Retype the records in full, and please keep the pictures out of the copy.

══ Material to process

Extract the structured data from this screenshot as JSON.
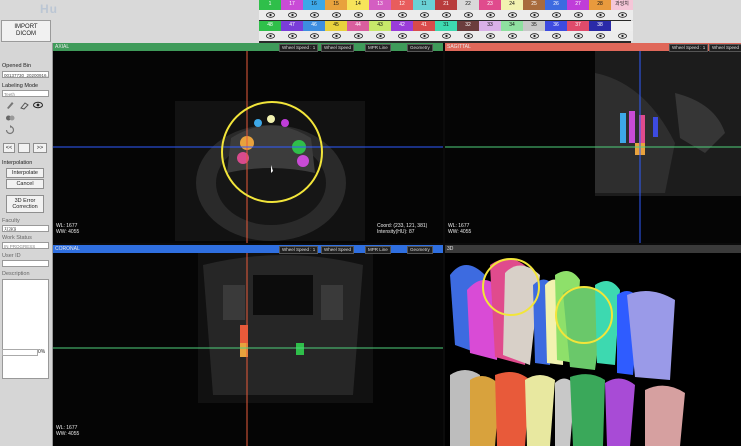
{
  "toolbar": {
    "import_dicom_label": "IMPORT\nDICOM",
    "logo_text": "Hu"
  },
  "tooth_palette": {
    "row1": [
      {
        "label": "1\n18",
        "color": "#2fbf4a",
        "dark": true
      },
      {
        "label": "17",
        "color": "#c94bd6",
        "dark": true
      },
      {
        "label": "16",
        "color": "#3da8e8",
        "dark": false
      },
      {
        "label": "15",
        "color": "#e8a23d",
        "dark": false
      },
      {
        "label": "14",
        "color": "#f7e45a",
        "dark": false
      },
      {
        "label": "13",
        "color": "#d45ec2",
        "dark": true
      },
      {
        "label": "12",
        "color": "#e85d5d",
        "dark": true
      },
      {
        "label": "11",
        "color": "#6ad1d6",
        "dark": false
      },
      {
        "label": "21",
        "color": "#b83d3d",
        "dark": true
      },
      {
        "label": "22",
        "color": "#d9d9d9",
        "dark": false
      },
      {
        "label": "23",
        "color": "#e04b8d",
        "dark": true
      },
      {
        "label": "24",
        "color": "#f2f2b0",
        "dark": false
      },
      {
        "label": "25",
        "color": "#a86b3d",
        "dark": true
      },
      {
        "label": "26",
        "color": "#3d6be0",
        "dark": true
      },
      {
        "label": "27",
        "color": "#c03dd9",
        "dark": true
      },
      {
        "label": "28",
        "color": "#e89a3d",
        "dark": false
      },
      {
        "label": "과잉치",
        "color": "#f5c6d8",
        "dark": false
      }
    ],
    "row2": [
      {
        "label": "48",
        "color": "#2fbf4a",
        "dark": true
      },
      {
        "label": "47",
        "color": "#7a3dd9",
        "dark": true
      },
      {
        "label": "46",
        "color": "#3d8ee0",
        "dark": true
      },
      {
        "label": "45",
        "color": "#e8d23d",
        "dark": false
      },
      {
        "label": "44",
        "color": "#d95e9e",
        "dark": true
      },
      {
        "label": "43",
        "color": "#c8e86a",
        "dark": false
      },
      {
        "label": "42",
        "color": "#9a3dd9",
        "dark": true
      },
      {
        "label": "41",
        "color": "#d94b4b",
        "dark": true
      },
      {
        "label": "31",
        "color": "#3dd9b0",
        "dark": false
      },
      {
        "label": "32",
        "color": "#6b3d3d",
        "dark": true
      },
      {
        "label": "33",
        "color": "#d9b0e8",
        "dark": false
      },
      {
        "label": "34",
        "color": "#8ee0a0",
        "dark": false
      },
      {
        "label": "35",
        "color": "#c8c8c8",
        "dark": false
      },
      {
        "label": "36",
        "color": "#3d4be0",
        "dark": true
      },
      {
        "label": "37",
        "color": "#e04b6b",
        "dark": true
      },
      {
        "label": "38",
        "color": "#2a2aa8",
        "dark": true
      },
      {
        "label": "",
        "color": "#eeeeee",
        "dark": false
      }
    ]
  },
  "left_panel": {
    "opened_bin_label": "Opened Bin",
    "opened_bin_value": "00137730_20200916.b",
    "labeling_mode_label": "Labeling Mode",
    "labeling_mode_value": "Teeth",
    "nav_prev_label": "<<",
    "nav_next_label": ">>",
    "interpolation_label": "Interpolation",
    "interpolate_button": "Interpolate",
    "cancel_button": "Cancel",
    "error_correction_button": "3D Error\nCorrection",
    "faculty_label": "Faculty",
    "faculty_value": "치과대",
    "work_status_label": "Work Status",
    "work_status_value": "IN PROGRESS",
    "user_id_label": "User ID",
    "user_id_value": "",
    "description_label": "Description",
    "progress_pct": "0%",
    "progress_value": 0
  },
  "viewports": {
    "axial": {
      "title": "AXIAL",
      "wheel_speed_1": "Wheel Speed : 1",
      "wheel_speed_dd": "Wheel Speed",
      "mpr_line": "MPR Line",
      "geometry": "Geometry",
      "wl": "WL: 1677",
      "ww": "WW: 4055",
      "coord": "Coord: (233, 121, 381)",
      "intensity": "Intensity(HU): 87"
    },
    "sagittal": {
      "title": "SAGITTAL",
      "wheel_speed_1": "Wheel Speed : 1",
      "wheel_speed_dd": "Wheel Speed",
      "wl": "WL: 1677",
      "ww": "WW: 4055"
    },
    "coronal": {
      "title": "CORONAL",
      "wheel_speed_1": "Wheel Speed : 1",
      "wheel_speed_dd": "Wheel Speed",
      "mpr_line": "MPR Line",
      "geometry": "Geometry",
      "wl": "WL: 1677",
      "ww": "WW: 4055"
    },
    "render3d": {
      "title": "3D"
    }
  },
  "colors": {
    "axial_header": "#3f9b5a",
    "sagittal_header": "#e0685a",
    "coronal_header": "#2f6fe0",
    "crosshair_red": "#e85a3a",
    "crosshair_blue": "#2f5cff",
    "crosshair_green": "#4fd07a",
    "highlight_circle": "#f2e53a"
  }
}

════

Finished exercise ->
Extract the structured data from this screenshot as JSON.
{
  "toolbar": {
    "import_dicom_label": "IMPORT\nDICOM",
    "logo_text": "Hu"
  },
  "tooth_palette": {
    "row1": [
      {
        "label": "1\n18",
        "color": "#2fbf4a",
        "dark": true
      },
      {
        "label": "17",
        "color": "#c94bd6",
        "dark": true
      },
      {
        "label": "16",
        "color": "#3da8e8",
        "dark": false
      },
      {
        "label": "15",
        "color": "#e8a23d",
        "dark": false
      },
      {
        "label": "14",
        "color": "#f7e45a",
        "dark": false
      },
      {
        "label": "13",
        "color": "#d45ec2",
        "dark": true
      },
      {
        "label": "12",
        "color": "#e85d5d",
        "dark": true
      },
      {
        "label": "11",
        "color": "#6ad1d6",
        "dark": false
      },
      {
        "label": "21",
        "color": "#b83d3d",
        "dark": true
      },
      {
        "label": "22",
        "color": "#d9d9d9",
        "dark": false
      },
      {
        "label": "23",
        "color": "#e04b8d",
        "dark": true
      },
      {
        "label": "24",
        "color": "#f2f2b0",
        "dark": false
      },
      {
        "label": "25",
        "color": "#a86b3d",
        "dark": true
      },
      {
        "label": "26",
        "color": "#3d6be0",
        "dark": true
      },
      {
        "label": "27",
        "color": "#c03dd9",
        "dark": true
      },
      {
        "label": "28",
        "color": "#e89a3d",
        "dark": false
      },
      {
        "label": "과잉치",
        "color": "#f5c6d8",
        "dark": false
      }
    ],
    "row2": [
      {
        "label": "48",
        "color": "#2fbf4a",
        "dark": true
      },
      {
        "label": "47",
        "color": "#7a3dd9",
        "dark": true
      },
      {
        "label": "46",
        "color": "#3d8ee0",
        "dark": true
      },
      {
        "label": "45",
        "color": "#e8d23d",
        "dark": false
      },
      {
        "label": "44",
        "color": "#d95e9e",
        "dark": true
      },
      {
        "label": "43",
        "color": "#c8e86a",
        "dark": false
      },
      {
        "label": "42",
        "color": "#9a3dd9",
        "dark": true
      },
      {
        "label": "41",
        "color": "#d94b4b",
        "dark": true
      },
      {
        "label": "31",
        "color": "#3dd9b0",
        "dark": false
      },
      {
        "label": "32",
        "color": "#6b3d3d",
        "dark": true
      },
      {
        "label": "33",
        "color": "#d9b0e8",
        "dark": false
      },
      {
        "label": "34",
        "color": "#8ee0a0",
        "dark": false
      },
      {
        "label": "35",
        "color": "#c8c8c8",
        "dark": false
      },
      {
        "label": "36",
        "color": "#3d4be0",
        "dark": true
      },
      {
        "label": "37",
        "color": "#e04b6b",
        "dark": true
      },
      {
        "label": "38",
        "color": "#2a2aa8",
        "dark": true
      },
      {
        "label": "",
        "color": "#eeeeee",
        "dark": false
      }
    ]
  },
  "left_panel": {
    "opened_bin_label": "Opened Bin",
    "opened_bin_value": "00137730_20200916.b",
    "labeling_mode_label": "Labeling Mode",
    "labeling_mode_value": "Teeth",
    "nav_prev_label": "<<",
    "nav_next_label": ">>",
    "interpolation_label": "Interpolation",
    "interpolate_button": "Interpolate",
    "cancel_button": "Cancel",
    "error_correction_button": "3D Error\nCorrection",
    "faculty_label": "Faculty",
    "faculty_value": "치과대",
    "work_status_label": "Work Status",
    "work_status_value": "IN PROGRESS",
    "user_id_label": "User ID",
    "user_id_value": "",
    "description_label": "Description",
    "progress_pct": "0%",
    "progress_value": 0
  },
  "viewports": {
    "axial": {
      "title": "AXIAL",
      "wheel_speed_1": "Wheel Speed : 1",
      "wheel_speed_dd": "Wheel Speed",
      "mpr_line": "MPR Line",
      "geometry": "Geometry",
      "wl": "WL: 1677",
      "ww": "WW: 4055",
      "coord": "Coord: (233, 121, 381)",
      "intensity": "Intensity(HU): 87"
    },
    "sagittal": {
      "title": "SAGITTAL",
      "wheel_speed_1": "Wheel Speed : 1",
      "wheel_speed_dd": "Wheel Speed",
      "wl": "WL: 1677",
      "ww": "WW: 4055"
    },
    "coronal": {
      "title": "CORONAL",
      "wheel_speed_1": "Wheel Speed : 1",
      "wheel_speed_dd": "Wheel Speed",
      "mpr_line": "MPR Line",
      "geometry": "Geometry",
      "wl": "WL: 1677",
      "ww": "WW: 4055"
    },
    "render3d": {
      "title": "3D"
    }
  },
  "colors": {
    "axial_header": "#3f9b5a",
    "sagittal_header": "#e0685a",
    "coronal_header": "#2f6fe0",
    "crosshair_red": "#e85a3a",
    "crosshair_blue": "#2f5cff",
    "crosshair_green": "#4fd07a",
    "highlight_circle": "#f2e53a"
  }
}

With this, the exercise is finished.